As of September 4, PlayerUnknown’s Battlegrounds (PUBG) had officially launched out of Game Preview on Xbox One. The game had a bit of a rocky time during its preview period with games constantly rubber banding, buildings, and objects failing to render, and an overall crappy experience.
PUBG had been in Game Preview since December 12, 2017, roughly around the same time the game officially launched out of Early Access on PC. While the Xbox One version was behind in terms of both content and graphical fidelity, players flocked to the game on Xbox One, despite a less-than-perfect experience.
Having played the game both during its early and late stages on Xbox One, before its launch earlier this month, I could see that PUBG Corp. was indeed making an effort to improve the game while at the same time trying to keep it fresh by bringing in new features from Miramar, the game’s desert map, to other features such as new game modes and limited time events.
During this time though I couldn’t quite escape many of the bugs and errors that have plagued the title’s console release, from incredibly slow rendering to the game crashing multiple times. So to say I was apprehensive about reviewing the Xbox One version of the game now it’s in full release, was an understatement.
That being said, I have to hand it to PUBG Corp. as they’ve managed to fix some of these issues since its entry into Game Preview. During my time with the game this past weekend I found that I rarely suffered from lag or rubberbanding of any kind. I managed to drop into both the game’s original map, Erangel, as well as the game’s newest, much smaller map, Sanhok, without an issue.
Map and asset rendering also happened a lot quicker too. Buildings no longer looked like melted blocks of PlayDoh and instead resembled a house of some sort. Saying that, some of the smaller assets such as decorative items inside buildings, like sofas, tables, and random bits of debris, didn’t show instantly, but who really cares if a bit of trash hasn’t rendered in the game.
Overall gameplay seems to have somewhat improved too, gunplay feels somewhat solid and general actions such as opening doors, hopping out of windows, and picking up items are more responsive.
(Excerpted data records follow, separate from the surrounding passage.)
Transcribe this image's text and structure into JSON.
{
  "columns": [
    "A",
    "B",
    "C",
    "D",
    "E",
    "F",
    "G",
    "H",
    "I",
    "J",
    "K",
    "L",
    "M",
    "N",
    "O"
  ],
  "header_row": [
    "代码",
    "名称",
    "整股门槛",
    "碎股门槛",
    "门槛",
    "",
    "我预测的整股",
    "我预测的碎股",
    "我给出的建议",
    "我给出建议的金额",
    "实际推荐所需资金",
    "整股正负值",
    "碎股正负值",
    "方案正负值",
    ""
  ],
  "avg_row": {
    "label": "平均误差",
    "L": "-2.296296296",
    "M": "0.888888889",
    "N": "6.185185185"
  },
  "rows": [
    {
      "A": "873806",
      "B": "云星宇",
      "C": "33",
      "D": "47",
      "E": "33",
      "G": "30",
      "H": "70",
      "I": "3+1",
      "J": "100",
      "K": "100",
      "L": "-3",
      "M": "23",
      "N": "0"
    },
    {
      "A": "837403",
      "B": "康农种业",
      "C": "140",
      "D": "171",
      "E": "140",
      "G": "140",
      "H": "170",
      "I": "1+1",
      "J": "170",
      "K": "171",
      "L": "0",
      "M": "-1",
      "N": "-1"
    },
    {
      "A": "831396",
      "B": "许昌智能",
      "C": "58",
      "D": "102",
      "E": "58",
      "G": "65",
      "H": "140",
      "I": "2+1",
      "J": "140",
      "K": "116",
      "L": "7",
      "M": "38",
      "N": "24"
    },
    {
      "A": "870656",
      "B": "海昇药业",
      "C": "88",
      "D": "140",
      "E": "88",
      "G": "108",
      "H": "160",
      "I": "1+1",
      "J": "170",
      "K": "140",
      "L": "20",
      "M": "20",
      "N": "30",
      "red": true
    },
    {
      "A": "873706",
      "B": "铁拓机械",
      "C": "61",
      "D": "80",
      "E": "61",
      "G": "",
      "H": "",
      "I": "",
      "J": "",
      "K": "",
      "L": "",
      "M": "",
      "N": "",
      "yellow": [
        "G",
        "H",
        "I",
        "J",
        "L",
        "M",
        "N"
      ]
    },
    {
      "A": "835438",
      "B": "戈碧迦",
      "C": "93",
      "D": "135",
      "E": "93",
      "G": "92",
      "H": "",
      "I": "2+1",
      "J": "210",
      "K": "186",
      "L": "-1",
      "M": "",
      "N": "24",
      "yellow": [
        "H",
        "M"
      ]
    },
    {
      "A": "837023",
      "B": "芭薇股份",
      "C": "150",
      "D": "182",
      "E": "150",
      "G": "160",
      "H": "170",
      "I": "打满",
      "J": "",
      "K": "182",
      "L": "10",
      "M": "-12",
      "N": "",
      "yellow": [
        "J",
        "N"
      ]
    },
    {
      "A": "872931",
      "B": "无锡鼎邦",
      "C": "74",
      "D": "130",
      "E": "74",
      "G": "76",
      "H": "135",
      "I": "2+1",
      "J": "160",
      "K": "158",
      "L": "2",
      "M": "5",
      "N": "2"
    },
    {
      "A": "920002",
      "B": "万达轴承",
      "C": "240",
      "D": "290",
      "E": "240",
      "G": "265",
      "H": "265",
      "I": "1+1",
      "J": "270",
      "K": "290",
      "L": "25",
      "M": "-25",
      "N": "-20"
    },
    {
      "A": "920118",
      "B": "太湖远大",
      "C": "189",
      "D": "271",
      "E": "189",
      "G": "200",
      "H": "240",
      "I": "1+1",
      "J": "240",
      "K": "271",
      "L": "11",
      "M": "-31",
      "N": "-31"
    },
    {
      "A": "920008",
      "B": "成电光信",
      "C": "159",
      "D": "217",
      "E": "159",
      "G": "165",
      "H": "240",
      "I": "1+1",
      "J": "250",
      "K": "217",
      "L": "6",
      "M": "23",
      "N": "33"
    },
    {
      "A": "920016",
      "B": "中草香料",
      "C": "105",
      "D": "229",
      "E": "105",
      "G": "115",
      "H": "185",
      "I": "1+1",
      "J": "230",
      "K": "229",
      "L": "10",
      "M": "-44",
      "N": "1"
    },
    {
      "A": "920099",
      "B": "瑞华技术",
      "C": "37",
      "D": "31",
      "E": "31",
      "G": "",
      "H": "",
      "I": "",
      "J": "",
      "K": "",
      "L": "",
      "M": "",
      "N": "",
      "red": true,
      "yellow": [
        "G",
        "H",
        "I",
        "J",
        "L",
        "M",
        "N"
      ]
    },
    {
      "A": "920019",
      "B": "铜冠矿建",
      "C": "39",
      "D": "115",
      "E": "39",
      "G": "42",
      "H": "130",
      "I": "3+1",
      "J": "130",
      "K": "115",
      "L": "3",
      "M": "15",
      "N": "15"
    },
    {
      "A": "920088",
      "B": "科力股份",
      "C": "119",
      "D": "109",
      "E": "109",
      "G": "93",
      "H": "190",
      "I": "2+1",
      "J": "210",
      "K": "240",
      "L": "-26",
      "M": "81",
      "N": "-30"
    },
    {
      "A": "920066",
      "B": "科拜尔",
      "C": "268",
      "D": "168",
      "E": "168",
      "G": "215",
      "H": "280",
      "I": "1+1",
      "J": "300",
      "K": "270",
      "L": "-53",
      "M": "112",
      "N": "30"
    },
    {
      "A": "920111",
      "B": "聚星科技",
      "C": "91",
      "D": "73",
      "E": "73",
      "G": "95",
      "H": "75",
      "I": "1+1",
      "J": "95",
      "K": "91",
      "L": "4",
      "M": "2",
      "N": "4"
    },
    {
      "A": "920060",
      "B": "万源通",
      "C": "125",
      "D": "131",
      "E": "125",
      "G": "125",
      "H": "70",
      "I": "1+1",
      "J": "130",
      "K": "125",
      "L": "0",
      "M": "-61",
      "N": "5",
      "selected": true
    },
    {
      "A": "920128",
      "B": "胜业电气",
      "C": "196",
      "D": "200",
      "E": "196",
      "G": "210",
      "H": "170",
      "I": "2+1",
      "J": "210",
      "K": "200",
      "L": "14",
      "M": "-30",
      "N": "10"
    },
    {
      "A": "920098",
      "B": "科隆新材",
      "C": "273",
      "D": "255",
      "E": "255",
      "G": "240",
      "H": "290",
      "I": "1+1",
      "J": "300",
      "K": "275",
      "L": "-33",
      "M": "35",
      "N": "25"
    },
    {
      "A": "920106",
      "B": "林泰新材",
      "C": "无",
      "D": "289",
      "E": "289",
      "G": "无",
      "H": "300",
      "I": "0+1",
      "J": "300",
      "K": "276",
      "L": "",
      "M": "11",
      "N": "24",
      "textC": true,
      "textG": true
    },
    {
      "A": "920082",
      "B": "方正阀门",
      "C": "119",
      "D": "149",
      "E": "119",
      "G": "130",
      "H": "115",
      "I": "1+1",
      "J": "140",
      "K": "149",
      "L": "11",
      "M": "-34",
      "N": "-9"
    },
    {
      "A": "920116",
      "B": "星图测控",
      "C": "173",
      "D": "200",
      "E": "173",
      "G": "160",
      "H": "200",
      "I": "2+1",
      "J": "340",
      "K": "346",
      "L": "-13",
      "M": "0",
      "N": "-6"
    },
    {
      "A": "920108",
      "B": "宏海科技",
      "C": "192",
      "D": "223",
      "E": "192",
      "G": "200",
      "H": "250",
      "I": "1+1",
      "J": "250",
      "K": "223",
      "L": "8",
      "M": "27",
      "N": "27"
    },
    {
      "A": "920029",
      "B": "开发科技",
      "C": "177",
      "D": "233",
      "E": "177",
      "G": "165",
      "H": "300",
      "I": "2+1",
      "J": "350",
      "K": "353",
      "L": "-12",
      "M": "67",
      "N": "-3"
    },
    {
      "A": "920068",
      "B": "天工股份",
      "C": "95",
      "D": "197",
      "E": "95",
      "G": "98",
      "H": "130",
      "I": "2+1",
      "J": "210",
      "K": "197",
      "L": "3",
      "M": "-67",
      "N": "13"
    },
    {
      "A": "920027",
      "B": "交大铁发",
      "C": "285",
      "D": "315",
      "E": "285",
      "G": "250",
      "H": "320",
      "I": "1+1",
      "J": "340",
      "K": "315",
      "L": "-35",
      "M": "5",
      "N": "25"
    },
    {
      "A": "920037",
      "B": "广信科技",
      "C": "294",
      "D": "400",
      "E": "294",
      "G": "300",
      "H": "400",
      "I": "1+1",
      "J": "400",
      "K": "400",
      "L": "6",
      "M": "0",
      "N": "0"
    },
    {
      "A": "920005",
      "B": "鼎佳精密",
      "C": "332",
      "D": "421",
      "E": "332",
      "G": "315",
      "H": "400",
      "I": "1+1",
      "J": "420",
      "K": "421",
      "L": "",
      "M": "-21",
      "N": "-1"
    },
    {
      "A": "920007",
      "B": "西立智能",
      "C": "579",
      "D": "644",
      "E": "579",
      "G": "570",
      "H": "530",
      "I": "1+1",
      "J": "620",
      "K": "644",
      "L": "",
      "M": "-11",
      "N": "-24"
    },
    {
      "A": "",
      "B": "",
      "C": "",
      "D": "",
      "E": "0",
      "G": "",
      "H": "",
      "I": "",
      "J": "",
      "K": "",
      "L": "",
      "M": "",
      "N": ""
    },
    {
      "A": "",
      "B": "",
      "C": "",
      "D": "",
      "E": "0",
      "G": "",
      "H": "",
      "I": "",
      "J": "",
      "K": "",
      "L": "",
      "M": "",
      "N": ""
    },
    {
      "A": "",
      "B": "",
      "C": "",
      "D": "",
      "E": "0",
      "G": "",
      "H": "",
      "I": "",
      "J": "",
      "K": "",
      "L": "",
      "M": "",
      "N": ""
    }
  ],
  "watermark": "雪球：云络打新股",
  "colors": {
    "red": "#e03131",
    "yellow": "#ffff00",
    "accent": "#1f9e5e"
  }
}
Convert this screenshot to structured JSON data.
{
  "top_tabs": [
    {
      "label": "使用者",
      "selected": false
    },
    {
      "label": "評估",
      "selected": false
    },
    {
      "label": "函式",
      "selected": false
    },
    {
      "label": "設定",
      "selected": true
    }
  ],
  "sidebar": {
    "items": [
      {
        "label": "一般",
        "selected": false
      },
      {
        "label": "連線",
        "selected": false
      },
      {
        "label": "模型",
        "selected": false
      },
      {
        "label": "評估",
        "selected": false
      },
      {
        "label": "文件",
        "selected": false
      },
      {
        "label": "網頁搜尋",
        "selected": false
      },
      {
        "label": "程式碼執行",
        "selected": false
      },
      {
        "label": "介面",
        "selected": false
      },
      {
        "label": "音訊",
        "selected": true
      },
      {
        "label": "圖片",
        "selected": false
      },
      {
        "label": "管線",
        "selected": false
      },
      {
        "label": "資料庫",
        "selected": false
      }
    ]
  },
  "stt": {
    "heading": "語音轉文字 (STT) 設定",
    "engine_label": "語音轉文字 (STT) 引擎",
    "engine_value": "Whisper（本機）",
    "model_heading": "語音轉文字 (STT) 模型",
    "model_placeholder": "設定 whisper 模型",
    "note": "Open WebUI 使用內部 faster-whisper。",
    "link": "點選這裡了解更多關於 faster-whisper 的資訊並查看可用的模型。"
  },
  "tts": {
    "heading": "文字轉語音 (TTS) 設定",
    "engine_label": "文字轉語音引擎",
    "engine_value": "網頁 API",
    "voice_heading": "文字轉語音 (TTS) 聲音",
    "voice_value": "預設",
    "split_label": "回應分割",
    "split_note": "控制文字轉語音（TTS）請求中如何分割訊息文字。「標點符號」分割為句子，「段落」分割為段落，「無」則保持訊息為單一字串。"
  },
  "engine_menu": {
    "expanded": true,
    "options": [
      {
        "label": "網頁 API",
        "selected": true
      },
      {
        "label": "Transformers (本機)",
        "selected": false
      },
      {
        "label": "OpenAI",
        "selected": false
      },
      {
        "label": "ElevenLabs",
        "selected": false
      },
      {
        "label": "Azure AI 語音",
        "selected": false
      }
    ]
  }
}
Having played over 100 hours on the PC version of PUBG, I will say that the Xbox One version is definitely on par with earlier versions of the PC counterpart and what you’ll experience on console is pretty much the same experience on PC – at least in regards to the gameplay.
That being said, PUBG on console is far from perfect and this is where the console vs PC debate comes in. As the game requires a fair bit of inventory management, usually on the fly, during tense situations, mouse and keyboard input is optimal. On a console, however, PUBG‘s inventory management is clunky, slow, and a complete ball-ache. Simply removing an attachment from a weapon shouldn’t be such a chore flipping through several columns with the shoulder buttons.
While PUBG Corp. has done all they can to make it fairly straightforward, the intense gameplay found in PUBG doesn’t really make for any meaningful inventory management. You’ll often grab what you can and make do – at least that was my experience with the game. Any time I tried to dive into inventory management I felt an overwhelming sense of vulnerability. Honestly, it wasn’t worth the faff.
The game’s controls overall are quite complex, and while there are several controller configurations, none of them feel quite right. This isn’t necessarily a new problem, and it’s a problem which exists outside of PUBG. Bringing PC-first titles to consoles, especially ones that rely heavily on keyboard and mouse inputs, never make for a great experience.
Overall though, PUBG has become a pretty solid port on Xbox One. The game isn’t perfect, that’s for sure, but neither is its PC counterpart. But its 1.0 release on console is a damn-sight better experience than what it was during its Game Preview days, so you’ve got to hand it to them.
Would I recommend picking up PUBG on console? It depends. If you’ve played the game heavily on PC you’ll definitely be able to pick out the flaws like the hair all over the lollipop you’ve just dropped on the floor. If you simply avoided the game during its stint in Game Preview due to the bugs, I can say for sure that the 1.0 release is a definite improvement and a much more stable game than it was.